It worked well and has a thick outer wall. I removed pieces of the
red & green covers & used them to delineate oxygen from acetylene.

Rick


#8

Hi Jay,

If and when I find out who makes these great black hoses, I will
definitely post my find on Orchid! 

Made me think of the site someone mentioned recently for Meco
accessories. Are the “Ultra Light Weight” ones what you’re hunting?

Says they’re Acetylene only, but also says “T” grade which the prior
listing rates for Propane, so not sure which piece to rely on (know
which I’d like to :-).

Cheers,
Ann Ray


#9

“TinmanTech” dot com has ultra-light-weight 9 foot long black rubber
hoses that work for the Meco Midget torch. They are recommended for
Oxy & Acetylene, but they also work (unofficially) for Propane. I
suppose they will only last for a couple of years if pressurized with
gas most of the time. These sound like they may be the same kind of
black rubber hose that Jay was mentioning. Anyway, I find they work
great (I am using Oxy/Propane) and are feather light and very
flexible, compared to the green & red rubber hose alternative. Of
course, they are not nearly as cheap as plastic aquarium hose. If in
doubt, call the folks at Tinman Tech and talk about it; see what they
have to say. Here’s the link to TMTech hoses:

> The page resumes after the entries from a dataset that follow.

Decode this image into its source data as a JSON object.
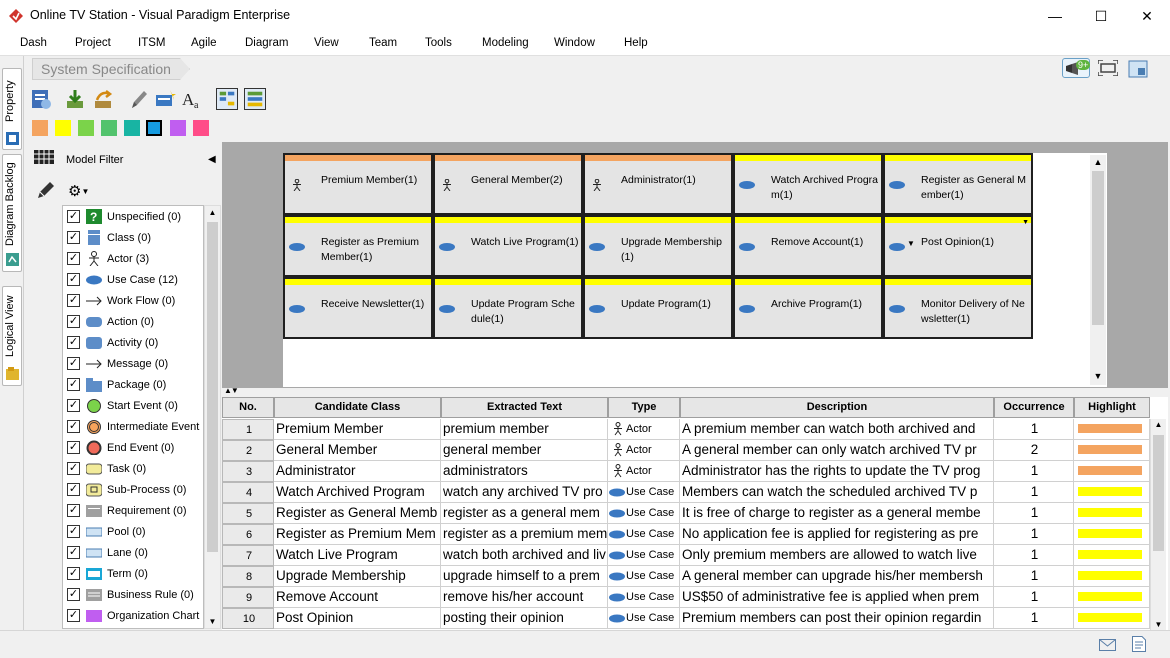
{
  "window": {
    "title": "Online TV Station - Visual Paradigm Enterprise",
    "minimize": "—",
    "maximize": "☐",
    "close": "✕"
  },
  "menu": [
    "Dash",
    "Project",
    "ITSM",
    "Agile",
    "Diagram",
    "View",
    "Team",
    "Tools",
    "Modeling",
    "Window",
    "Help"
  ],
  "left_tabs": {
    "property": "Property",
    "diagram_backlog": "Diagram Backlog",
    "logical_view": "Logical View"
  },
  "breadcrumb": "System Specification",
  "notification_badge": "9+",
  "swatches": [
    "#f4a460",
    "#ffff00",
    "#7bd34a",
    "#52c36d",
    "#18b4a3",
    "#169be0",
    "#c05ef0",
    "#ff4d88"
  ],
  "filter": {
    "title": "Model Filter",
    "items": [
      {
        "label": "Unspecified (0)",
        "icon": "question-icon"
      },
      {
        "label": "Class (0)",
        "icon": "class-icon"
      },
      {
        "label": "Actor (3)",
        "icon": "actor-icon"
      },
      {
        "label": "Use Case (12)",
        "icon": "use-case-icon"
      },
      {
        "label": "Work Flow (0)",
        "icon": "arrow-icon"
      },
      {
        "label": "Action (0)",
        "icon": "action-icon"
      },
      {
        "label": "Activity (0)",
        "icon": "activity-icon"
      },
      {
        "label": "Message (0)",
        "icon": "message-icon"
      },
      {
        "label": "Package (0)",
        "icon": "package-icon"
      },
      {
        "label": "Start Event (0)",
        "icon": "start-event-icon"
      },
      {
        "label": "Intermediate Event (0)",
        "icon": "intermediate-event-icon"
      },
      {
        "label": "End Event (0)",
        "icon": "end-event-icon"
      },
      {
        "label": "Task (0)",
        "icon": "task-icon"
      },
      {
        "label": "Sub-Process (0)",
        "icon": "sub-process-icon"
      },
      {
        "label": "Requirement (0)",
        "icon": "requirement-icon"
      },
      {
        "label": "Pool (0)",
        "icon": "pool-icon"
      },
      {
        "label": "Lane (0)",
        "icon": "lane-icon"
      },
      {
        "label": "Term (0)",
        "icon": "term-icon"
      },
      {
        "label": "Business Rule (0)",
        "icon": "business-rule-icon"
      },
      {
        "label": "Organization Chart (",
        "icon": "org-chart-icon"
      }
    ]
  },
  "cells": [
    {
      "text": "Premium Member(1)",
      "type": "actor",
      "color": "#f4a460"
    },
    {
      "text": "General Member(2)",
      "type": "actor",
      "color": "#f4a460"
    },
    {
      "text": "Administrator(1)",
      "type": "actor",
      "color": "#f4a460"
    },
    {
      "text": "Watch Archived Program(1)",
      "type": "usecase",
      "color": "#ffff00"
    },
    {
      "text": "Register as General Member(1)",
      "type": "usecase",
      "color": "#ffff00"
    },
    {
      "text": "Register as Premium Member(1)",
      "type": "usecase",
      "color": "#ffff00"
    },
    {
      "text": "Watch Live Program(1)",
      "type": "usecase",
      "color": "#ffff00"
    },
    {
      "text": "Upgrade Membership(1)",
      "type": "usecase",
      "color": "#ffff00"
    },
    {
      "text": "Remove Account(1)",
      "type": "usecase",
      "color": "#ffff00"
    },
    {
      "text": "Post Opinion(1)",
      "type": "usecase",
      "color": "#ffff00"
    },
    {
      "text": "Receive Newsletter(1)",
      "type": "usecase",
      "color": "#ffff00"
    },
    {
      "text": "Update Program Schedule(1)",
      "type": "usecase",
      "color": "#ffff00"
    },
    {
      "text": "Update Program(1)",
      "type": "usecase",
      "color": "#ffff00"
    },
    {
      "text": "Archive Program(1)",
      "type": "usecase",
      "color": "#ffff00"
    },
    {
      "text": "Monitor Delivery of Newsletter(1)",
      "type": "usecase",
      "color": "#ffff00"
    }
  ],
  "table": {
    "headers": [
      "No.",
      "Candidate Class",
      "Extracted Text",
      "Type",
      "Description",
      "Occurrence",
      "Highlight"
    ],
    "rows": [
      {
        "no": "1",
        "cls": "Premium Member",
        "ext": "premium member",
        "type": "Actor",
        "desc": "A premium member can watch both archived and",
        "occ": "1",
        "color": "#f4a460"
      },
      {
        "no": "2",
        "cls": "General Member",
        "ext": "general member",
        "type": "Actor",
        "desc": "A general member can only watch archived TV pr",
        "occ": "2",
        "color": "#f4a460"
      },
      {
        "no": "3",
        "cls": "Administrator",
        "ext": "administrators",
        "type": "Actor",
        "desc": "Administrator has the rights to update the TV prog",
        "occ": "1",
        "color": "#f4a460"
      },
      {
        "no": "4",
        "cls": "Watch Archived Program",
        "ext": "watch any archived TV pro",
        "type": "Use Case",
        "desc": "Members can watch the scheduled archived TV p",
        "occ": "1",
        "color": "#ffff00"
      },
      {
        "no": "5",
        "cls": "Register as General Memb",
        "ext": "register as a general mem",
        "type": "Use Case",
        "desc": "It is free of charge to register as a general membe",
        "occ": "1",
        "color": "#ffff00"
      },
      {
        "no": "6",
        "cls": "Register as Premium Mem",
        "ext": "register as a premium mem",
        "type": "Use Case",
        "desc": "No application fee is applied for registering as pre",
        "occ": "1",
        "color": "#ffff00"
      },
      {
        "no": "7",
        "cls": "Watch Live Program",
        "ext": "watch both archived and liv",
        "type": "Use Case",
        "desc": "Only premium members are allowed to watch live",
        "occ": "1",
        "color": "#ffff00"
      },
      {
        "no": "8",
        "cls": "Upgrade Membership",
        "ext": "upgrade himself to a prem",
        "type": "Use Case",
        "desc": "A general member can upgrade his/her membersh",
        "occ": "1",
        "color": "#ffff00"
      },
      {
        "no": "9",
        "cls": "Remove Account",
        "ext": "remove his/her account",
        "type": "Use Case",
        "desc": "US$50 of administrative fee is applied when prem",
        "occ": "1",
        "color": "#ffff00"
      },
      {
        "no": "10",
        "cls": "Post Opinion",
        "ext": "posting their opinion",
        "type": "Use Case",
        "desc": "Premium members can post their opinion regardin",
        "occ": "1",
        "color": "#ffff00"
      }
    ]
  }
}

To talk to a person: 530-292-3506. Again, I invoke all disclaimers.
I have no affiliation with this company, other than being an
occasional customer.

I just like what Kent and the gang do there: educate and train the
interested public, innovate & create new ways of doing things,
manufacture and market high quality products with excellent service!

Charlie


#10

Jay, the black hose in medical devices for the BP cuffs may be
rather thicker than you saw on your torch, but it is very flexible,
and inside diameter is small, and used on barbed fittings normally.
Also I see it in grey on some brands, but not as flexy I think.

I work my day job fixing electronic medical devices in hospital
setting. When get to work tomorrow I will see if I can get some
links. One firm of scientific/lab supplies I recall right now at
home is Cole-Parmer. Nafion tubing is another type of clear tubing
used in high stress apps inside some medical devices.

You will have to research your hose choice for heat resistance. I do
know a nurse won’t throw a BP cuff away for years. But it’s air that
is the gas under pressure, up to 200Hg on a regular basis for those
black or grey hoses.

Terry